_DATA_

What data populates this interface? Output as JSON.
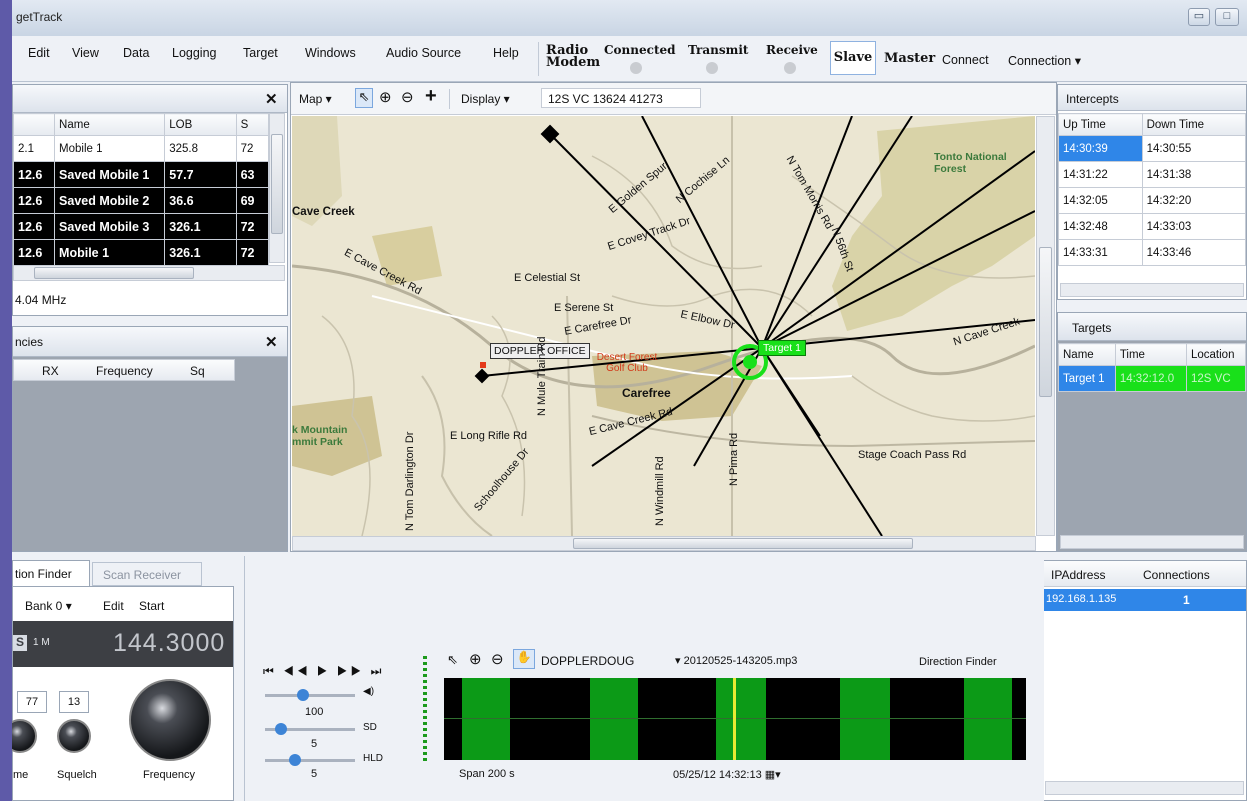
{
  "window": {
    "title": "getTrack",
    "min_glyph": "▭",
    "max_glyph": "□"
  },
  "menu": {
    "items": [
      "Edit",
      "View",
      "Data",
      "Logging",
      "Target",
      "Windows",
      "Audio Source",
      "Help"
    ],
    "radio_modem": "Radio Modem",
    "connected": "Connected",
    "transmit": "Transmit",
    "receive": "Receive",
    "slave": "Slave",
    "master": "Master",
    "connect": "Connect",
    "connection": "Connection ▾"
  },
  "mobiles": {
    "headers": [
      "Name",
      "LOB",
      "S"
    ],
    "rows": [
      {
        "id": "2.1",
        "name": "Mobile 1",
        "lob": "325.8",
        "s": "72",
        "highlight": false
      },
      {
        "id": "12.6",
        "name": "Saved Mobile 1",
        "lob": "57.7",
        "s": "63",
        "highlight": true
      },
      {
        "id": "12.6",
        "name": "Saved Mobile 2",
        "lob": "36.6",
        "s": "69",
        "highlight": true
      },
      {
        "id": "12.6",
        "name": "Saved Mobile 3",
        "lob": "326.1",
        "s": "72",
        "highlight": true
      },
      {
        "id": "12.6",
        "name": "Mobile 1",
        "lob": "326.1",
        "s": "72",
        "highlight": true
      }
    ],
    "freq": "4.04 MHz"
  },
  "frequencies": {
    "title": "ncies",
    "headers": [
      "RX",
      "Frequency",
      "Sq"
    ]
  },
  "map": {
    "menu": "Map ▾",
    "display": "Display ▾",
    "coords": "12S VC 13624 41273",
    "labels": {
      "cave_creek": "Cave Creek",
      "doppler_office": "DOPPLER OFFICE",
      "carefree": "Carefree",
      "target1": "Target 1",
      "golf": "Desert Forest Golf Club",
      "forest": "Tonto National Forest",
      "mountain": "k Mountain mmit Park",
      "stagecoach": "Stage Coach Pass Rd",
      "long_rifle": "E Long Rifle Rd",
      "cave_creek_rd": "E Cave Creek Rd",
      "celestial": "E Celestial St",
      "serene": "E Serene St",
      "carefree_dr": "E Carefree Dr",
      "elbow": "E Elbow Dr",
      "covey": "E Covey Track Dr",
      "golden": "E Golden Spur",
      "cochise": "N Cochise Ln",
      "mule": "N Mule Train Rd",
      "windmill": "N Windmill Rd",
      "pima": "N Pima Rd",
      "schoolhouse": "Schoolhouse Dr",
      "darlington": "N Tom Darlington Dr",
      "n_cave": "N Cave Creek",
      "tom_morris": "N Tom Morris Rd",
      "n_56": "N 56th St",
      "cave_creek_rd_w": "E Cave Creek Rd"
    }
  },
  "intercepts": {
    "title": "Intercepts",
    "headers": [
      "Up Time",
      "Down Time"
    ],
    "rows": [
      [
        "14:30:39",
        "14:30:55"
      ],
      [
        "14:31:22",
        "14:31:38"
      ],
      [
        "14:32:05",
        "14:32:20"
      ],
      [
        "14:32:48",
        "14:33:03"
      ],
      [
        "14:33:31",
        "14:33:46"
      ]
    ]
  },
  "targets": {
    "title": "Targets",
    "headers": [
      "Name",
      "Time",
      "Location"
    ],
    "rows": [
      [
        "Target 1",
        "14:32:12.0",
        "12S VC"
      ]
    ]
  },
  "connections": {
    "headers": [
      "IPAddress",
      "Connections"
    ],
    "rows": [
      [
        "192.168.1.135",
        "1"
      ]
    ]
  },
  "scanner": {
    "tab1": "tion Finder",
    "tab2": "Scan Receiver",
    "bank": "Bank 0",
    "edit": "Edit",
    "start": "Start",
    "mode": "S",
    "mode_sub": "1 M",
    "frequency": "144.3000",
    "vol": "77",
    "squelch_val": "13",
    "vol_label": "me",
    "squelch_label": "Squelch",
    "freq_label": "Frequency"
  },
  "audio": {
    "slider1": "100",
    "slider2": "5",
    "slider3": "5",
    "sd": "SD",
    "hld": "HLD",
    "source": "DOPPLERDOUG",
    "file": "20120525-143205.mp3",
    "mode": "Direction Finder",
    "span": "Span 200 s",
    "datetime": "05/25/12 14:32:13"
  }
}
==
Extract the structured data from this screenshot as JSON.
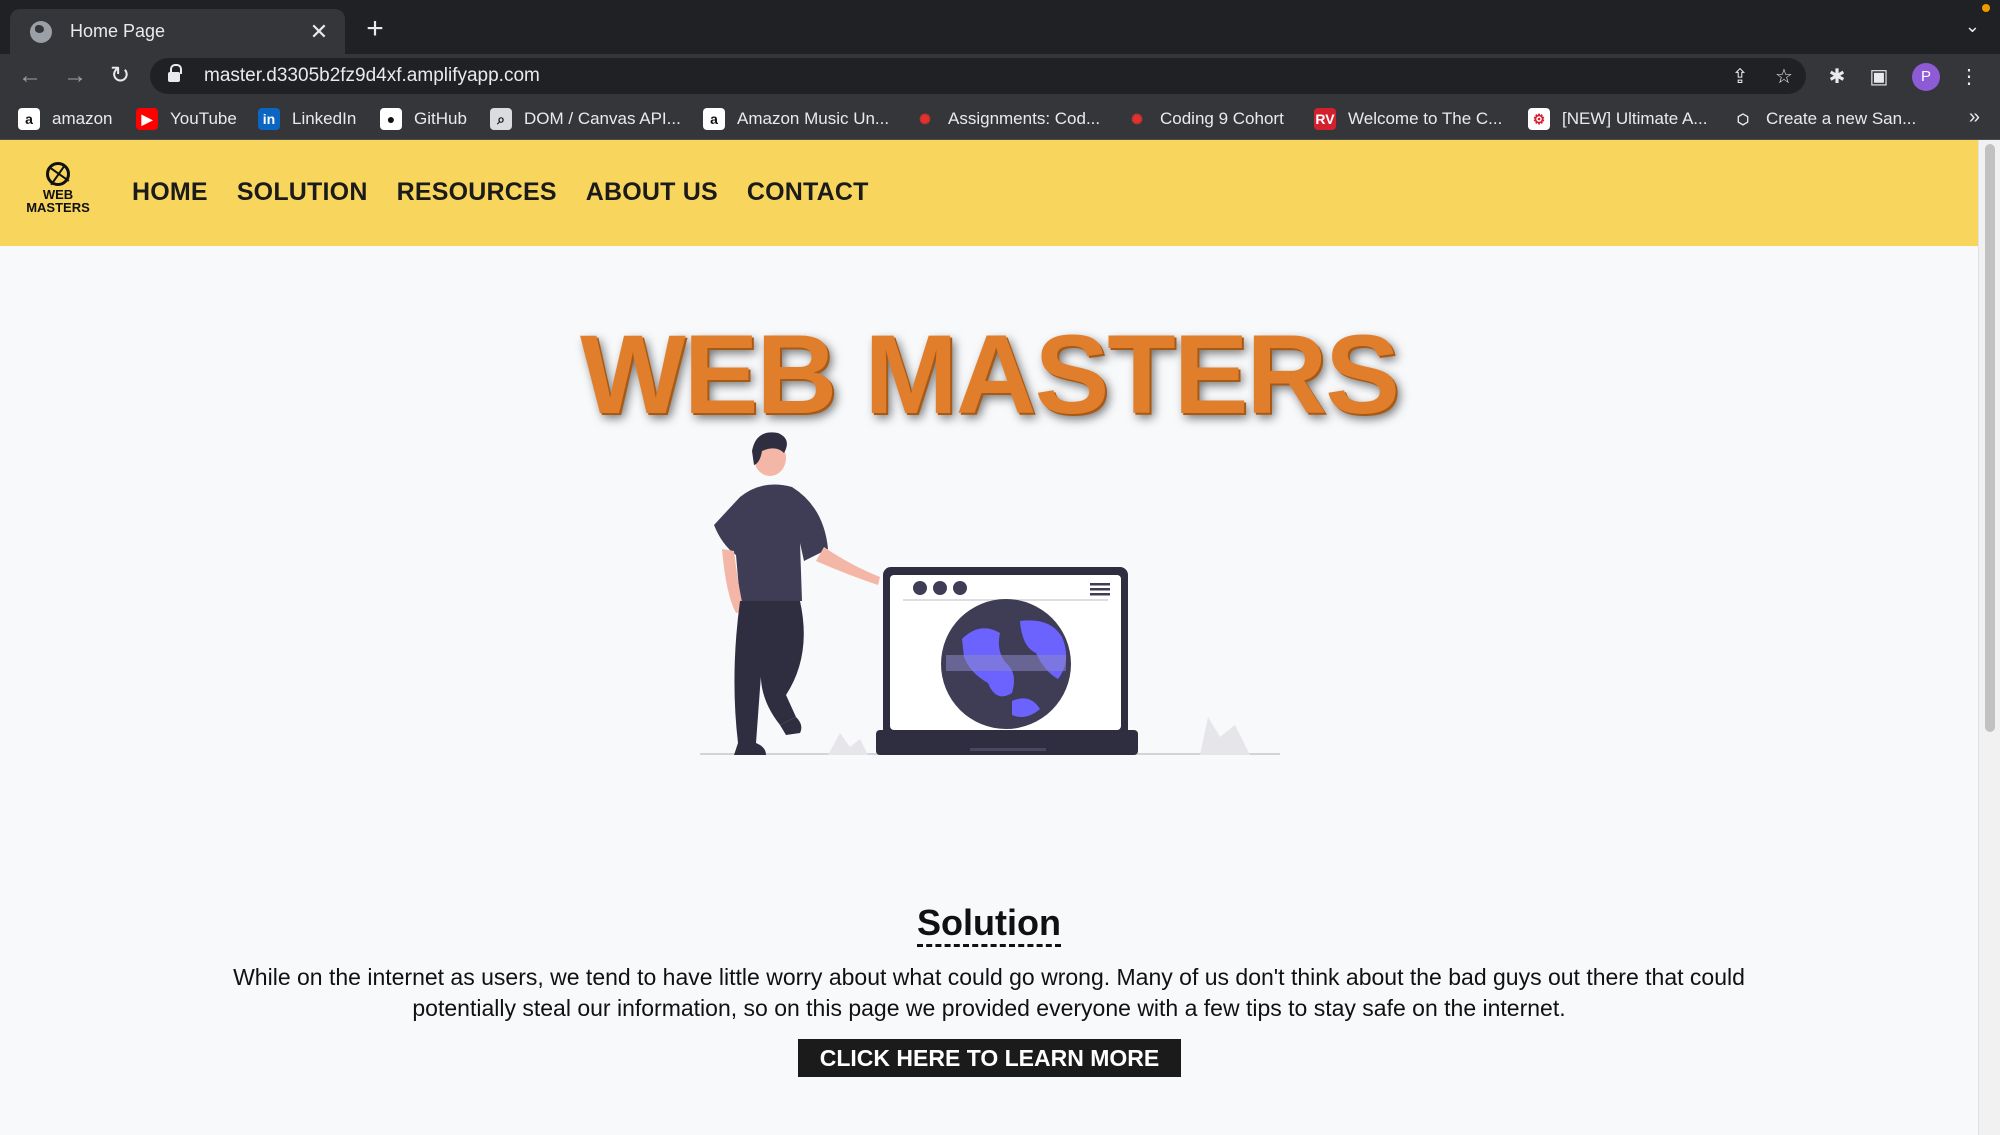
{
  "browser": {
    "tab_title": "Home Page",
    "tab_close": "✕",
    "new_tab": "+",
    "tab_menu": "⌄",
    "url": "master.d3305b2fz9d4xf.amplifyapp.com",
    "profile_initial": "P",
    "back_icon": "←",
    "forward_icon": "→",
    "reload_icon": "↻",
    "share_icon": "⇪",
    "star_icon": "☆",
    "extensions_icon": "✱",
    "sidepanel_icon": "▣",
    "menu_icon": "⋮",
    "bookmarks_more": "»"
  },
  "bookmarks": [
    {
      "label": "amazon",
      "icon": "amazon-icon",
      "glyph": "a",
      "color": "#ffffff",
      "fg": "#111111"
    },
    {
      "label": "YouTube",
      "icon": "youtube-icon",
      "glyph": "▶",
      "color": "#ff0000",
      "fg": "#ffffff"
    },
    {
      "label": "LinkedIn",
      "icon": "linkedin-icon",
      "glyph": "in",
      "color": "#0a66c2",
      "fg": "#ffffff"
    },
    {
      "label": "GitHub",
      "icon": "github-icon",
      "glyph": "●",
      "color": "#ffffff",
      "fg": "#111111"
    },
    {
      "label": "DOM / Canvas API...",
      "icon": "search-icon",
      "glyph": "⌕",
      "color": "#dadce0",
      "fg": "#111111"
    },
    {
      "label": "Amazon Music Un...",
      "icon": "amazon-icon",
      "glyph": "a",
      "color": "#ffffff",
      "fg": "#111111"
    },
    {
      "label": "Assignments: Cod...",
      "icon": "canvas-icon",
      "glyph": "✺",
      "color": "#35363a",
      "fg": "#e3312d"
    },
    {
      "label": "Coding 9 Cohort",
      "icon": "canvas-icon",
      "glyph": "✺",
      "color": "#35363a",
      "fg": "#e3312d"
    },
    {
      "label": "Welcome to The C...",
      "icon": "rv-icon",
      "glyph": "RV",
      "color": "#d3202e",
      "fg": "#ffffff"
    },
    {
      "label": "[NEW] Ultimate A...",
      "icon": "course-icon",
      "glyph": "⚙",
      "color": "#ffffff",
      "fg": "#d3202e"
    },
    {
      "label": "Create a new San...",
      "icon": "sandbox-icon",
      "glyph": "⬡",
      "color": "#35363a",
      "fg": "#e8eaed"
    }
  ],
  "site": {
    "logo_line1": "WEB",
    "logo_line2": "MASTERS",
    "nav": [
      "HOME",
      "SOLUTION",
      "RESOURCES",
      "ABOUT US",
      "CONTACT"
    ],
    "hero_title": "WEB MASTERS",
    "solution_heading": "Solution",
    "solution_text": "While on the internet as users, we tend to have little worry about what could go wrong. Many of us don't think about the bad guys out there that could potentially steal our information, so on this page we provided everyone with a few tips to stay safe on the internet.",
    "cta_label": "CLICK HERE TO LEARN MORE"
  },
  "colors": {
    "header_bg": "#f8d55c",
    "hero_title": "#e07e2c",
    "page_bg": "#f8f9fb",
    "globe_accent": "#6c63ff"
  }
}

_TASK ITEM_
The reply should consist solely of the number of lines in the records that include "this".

_ANSWER BOX_
3